Guam – Senator Telo Taitague’s bill requiring the use of  ultra low sulfur diesel on Guam passed unanimously during Monday afternoon’s brief Legislative Session.

Bill 414 would make the use of ultra low sulfur diesel (ULSD) the legal standard for diesel fuel on island.

According to the Senator’s release, diesel fuel imported to Guam has a sulfur content between 3000 and 5000 ppm. When the requirement takes into effect in January 2011, only ULSD fuel can be imported. This shift occurred in the US more than 4 years ago.

If signed by the Governor island fuel suppliers would no longer be able to import diesel fuel that does not meet US EPA standards for ULSD. This standard is defined as fuels that contain less than 15 parts per million (ppm) of sulfur content as established by the US EPA Direct Final Rule.

Currently, private businesses and government agencies are unable to purchase newer diesel-powered vehicles because they require the use of ULSD. Using the diesel fuel that is currently available on island will damage the engines and void the warranties of such vehicles/engines.

In a release, Senator Taitague states that: “I am also very hopeful the passage of this bill will bring positive impacts to our economy. If we don’t have ULSD on Guam, our island will be forced to use diesel vehicles made before 2007. This will prohibit private businesses, especially those in the transportation and construction industry, from vying for military buildup related contracts that require the use of ULSD. Local government agencies like GMH, DPW, GPA, and DOE would also be affected as they will now be able to upgrade their fleets of diesel-powered vehicles which may include school buses, ambulances and large trucks.”

The release also quotes Taitague as saying that: “The impact to our environment will be monumental, especially in terms of improving air quality.
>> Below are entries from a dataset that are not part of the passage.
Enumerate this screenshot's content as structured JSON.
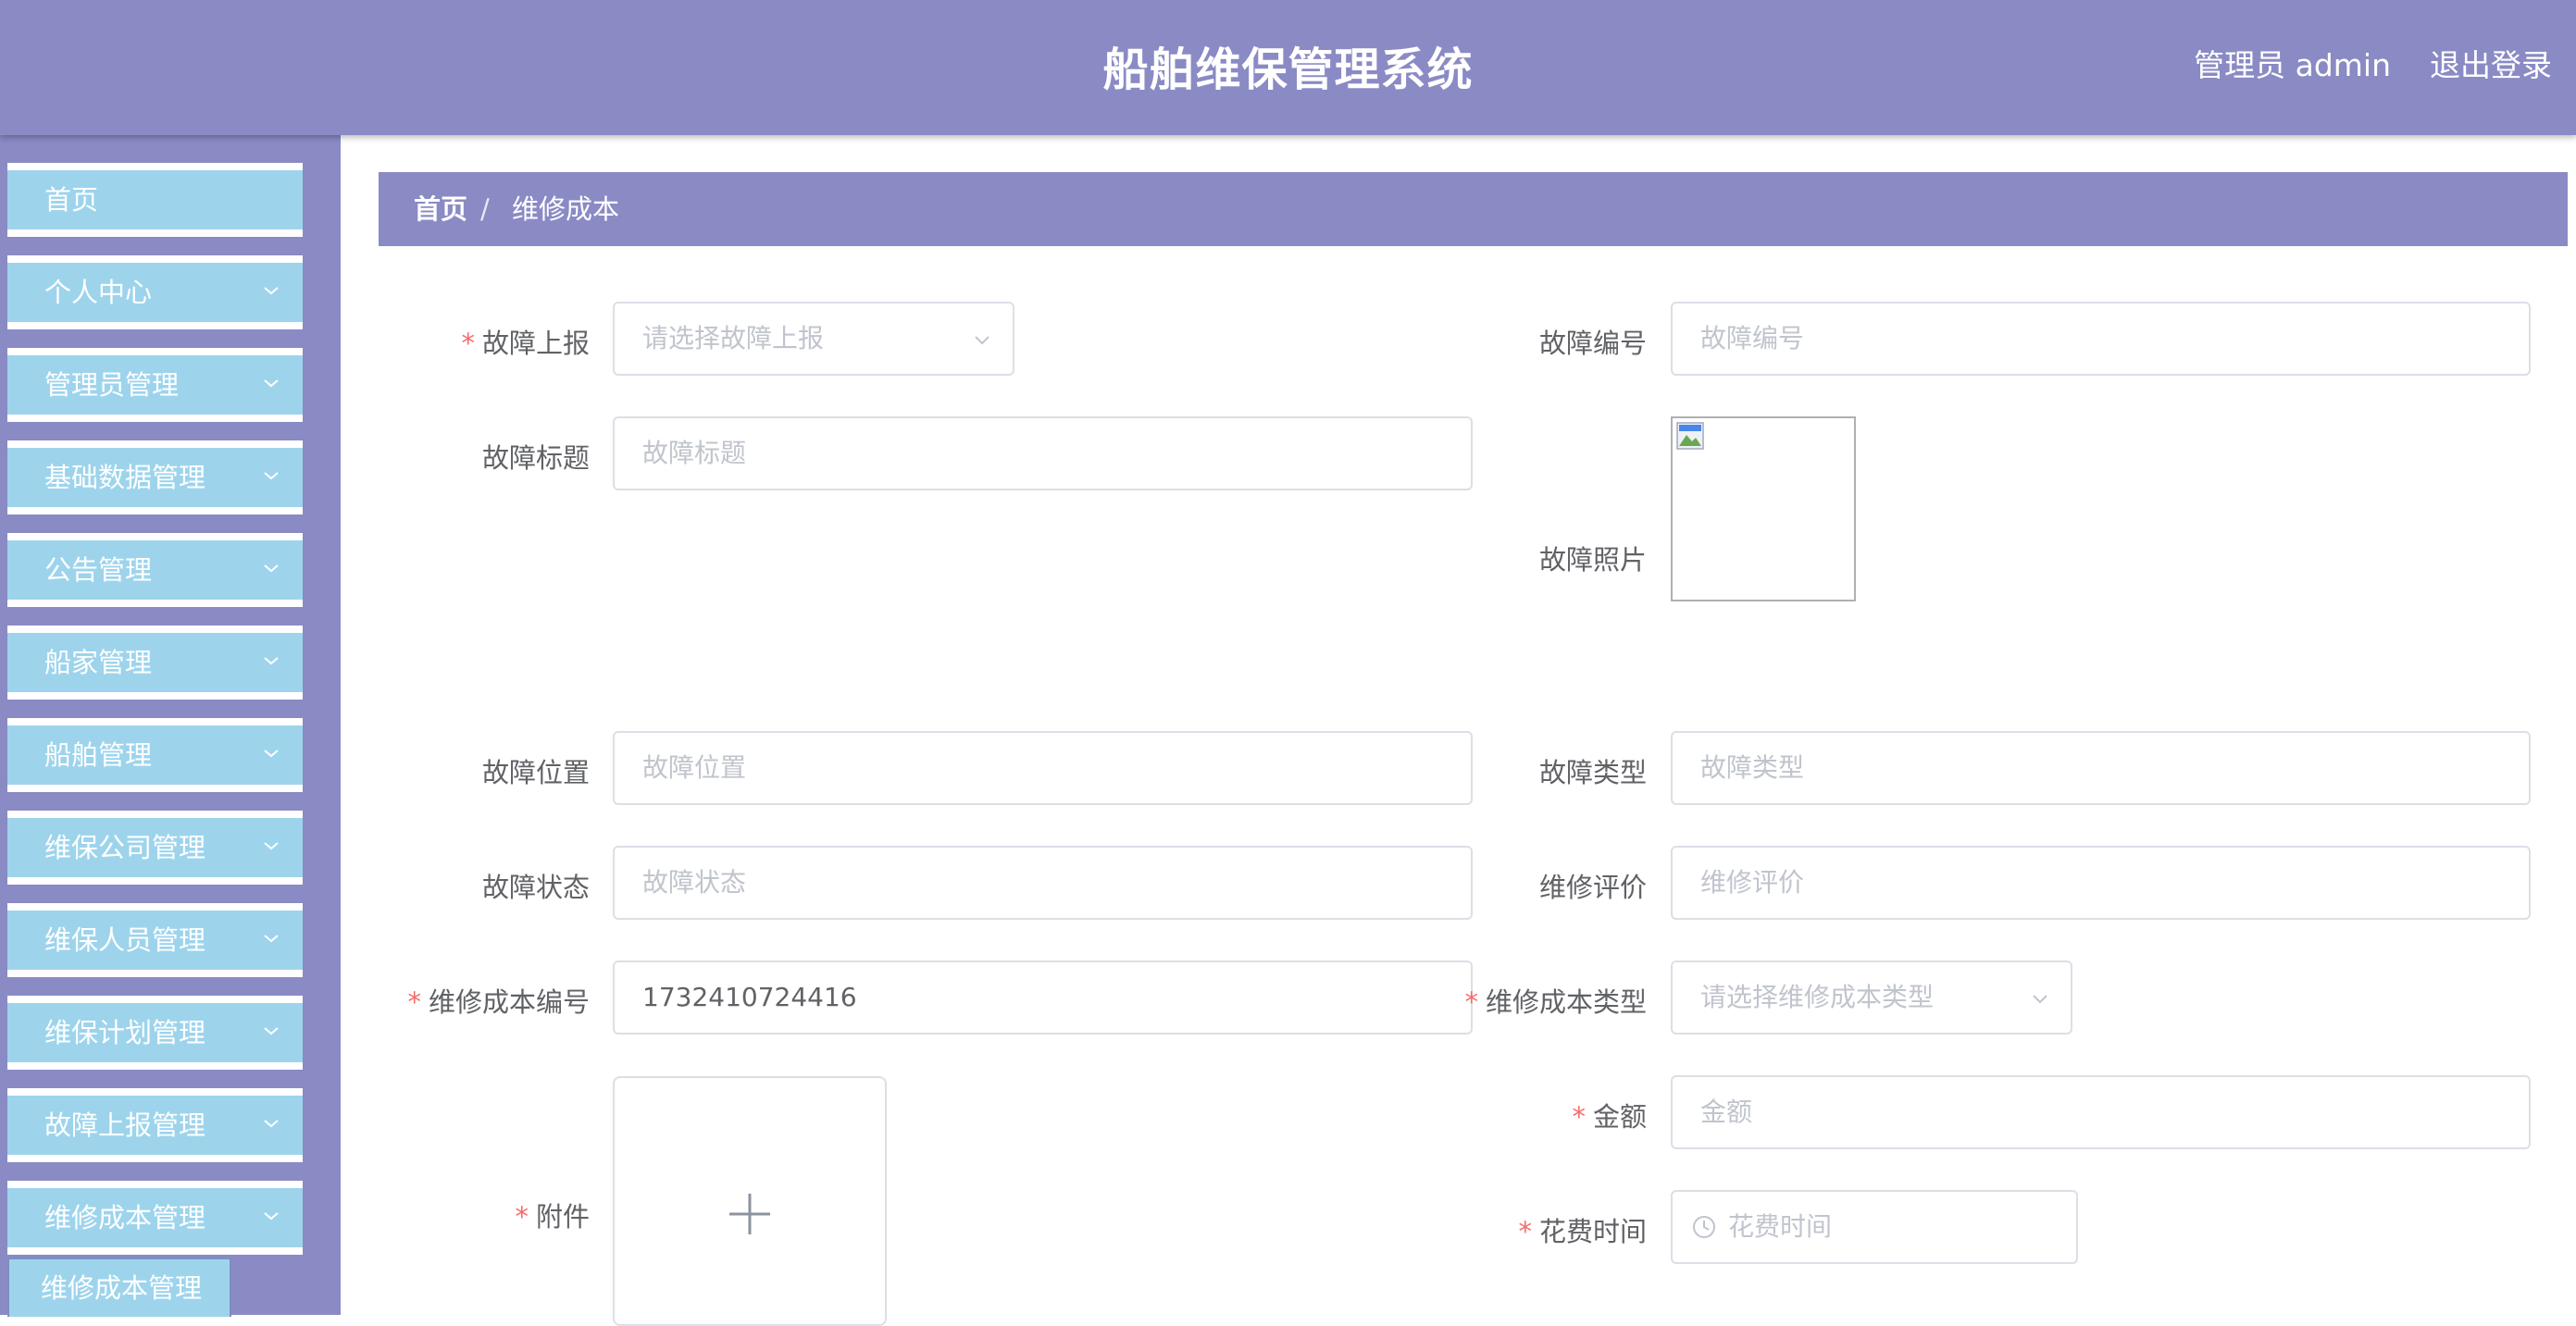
{
  "header": {
    "title": "船舶维保管理系统",
    "user": "管理员 admin",
    "logout": "退出登录"
  },
  "sidebar": {
    "items": [
      {
        "label": "首页"
      },
      {
        "label": "个人中心"
      },
      {
        "label": "管理员管理"
      },
      {
        "label": "基础数据管理"
      },
      {
        "label": "公告管理"
      },
      {
        "label": "船家管理"
      },
      {
        "label": "船舶管理"
      },
      {
        "label": "维保公司管理"
      },
      {
        "label": "维保人员管理"
      },
      {
        "label": "维保计划管理"
      },
      {
        "label": "故障上报管理"
      },
      {
        "label": "维修成本管理"
      }
    ],
    "sub_item": "维修成本管理"
  },
  "breadcrumb": {
    "home": "首页",
    "separator": "/",
    "current": "维修成本"
  },
  "form": {
    "fault_report": {
      "label": "故障上报",
      "placeholder": "请选择故障上报"
    },
    "fault_no": {
      "label": "故障编号",
      "placeholder": "故障编号"
    },
    "fault_title": {
      "label": "故障标题",
      "placeholder": "故障标题"
    },
    "fault_photo": {
      "label": "故障照片"
    },
    "fault_location": {
      "label": "故障位置",
      "placeholder": "故障位置"
    },
    "fault_type": {
      "label": "故障类型",
      "placeholder": "故障类型"
    },
    "fault_status": {
      "label": "故障状态",
      "placeholder": "故障状态"
    },
    "repair_review": {
      "label": "维修评价",
      "placeholder": "维修评价"
    },
    "cost_no": {
      "label": "维修成本编号",
      "value": "1732410724416"
    },
    "cost_type": {
      "label": "维修成本类型",
      "placeholder": "请选择维修成本类型"
    },
    "attachment": {
      "label": "附件"
    },
    "amount": {
      "label": "金额",
      "placeholder": "金额"
    },
    "spend_time": {
      "label": "花费时间",
      "placeholder": "花费时间"
    }
  },
  "colors": {
    "header_bg": "#8a8ac5",
    "menu_bg": "#9dd4ec",
    "required": "#f56c6c"
  }
}
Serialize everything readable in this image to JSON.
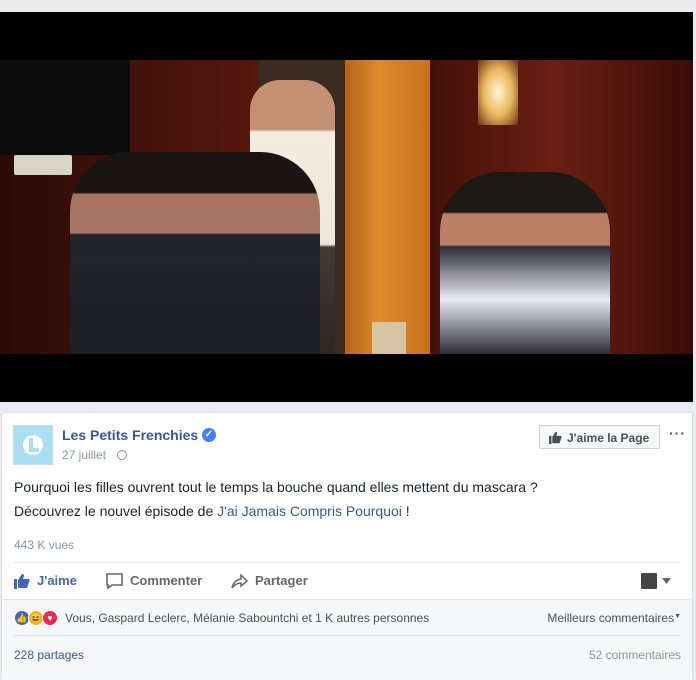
{
  "post": {
    "page_name": "Les Petits Frenchies",
    "date": "27 juillet",
    "like_page_label": "J'aime la Page",
    "text_line1": "Pourquoi les filles ouvrent tout le temps la bouche quand elles mettent du mascara ?",
    "text_line2_prefix": "Découvrez le nouvel épisode de ",
    "text_line2_link": "J'ai Jamais Compris Pourquoi",
    "text_line2_suffix": " !",
    "views": "443 K vues"
  },
  "actions": {
    "like": "J'aime",
    "comment": "Commenter",
    "share": "Partager"
  },
  "reactions": {
    "summary": "Vous, Gaspard Leclerc, Mélanie Sabountchi et 1 K autres personnes",
    "sort_label": "Meilleurs commentaires",
    "shares": "228 partages",
    "comments": "52 commentaires"
  },
  "colors": {
    "link": "#365899",
    "like_blue": "#4267b2",
    "love_red": "#f0284a",
    "haha_yellow": "#f7b125"
  },
  "icons": [
    "verified-badge-icon",
    "globe-icon",
    "thumbs-up-icon",
    "more-icon",
    "comment-icon",
    "share-icon",
    "chevron-down-icon"
  ]
}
Requiring ULSD will significantly reduce the sooty black smoke that is emitted from buses and other large vehicles that utilize diesel fuel.”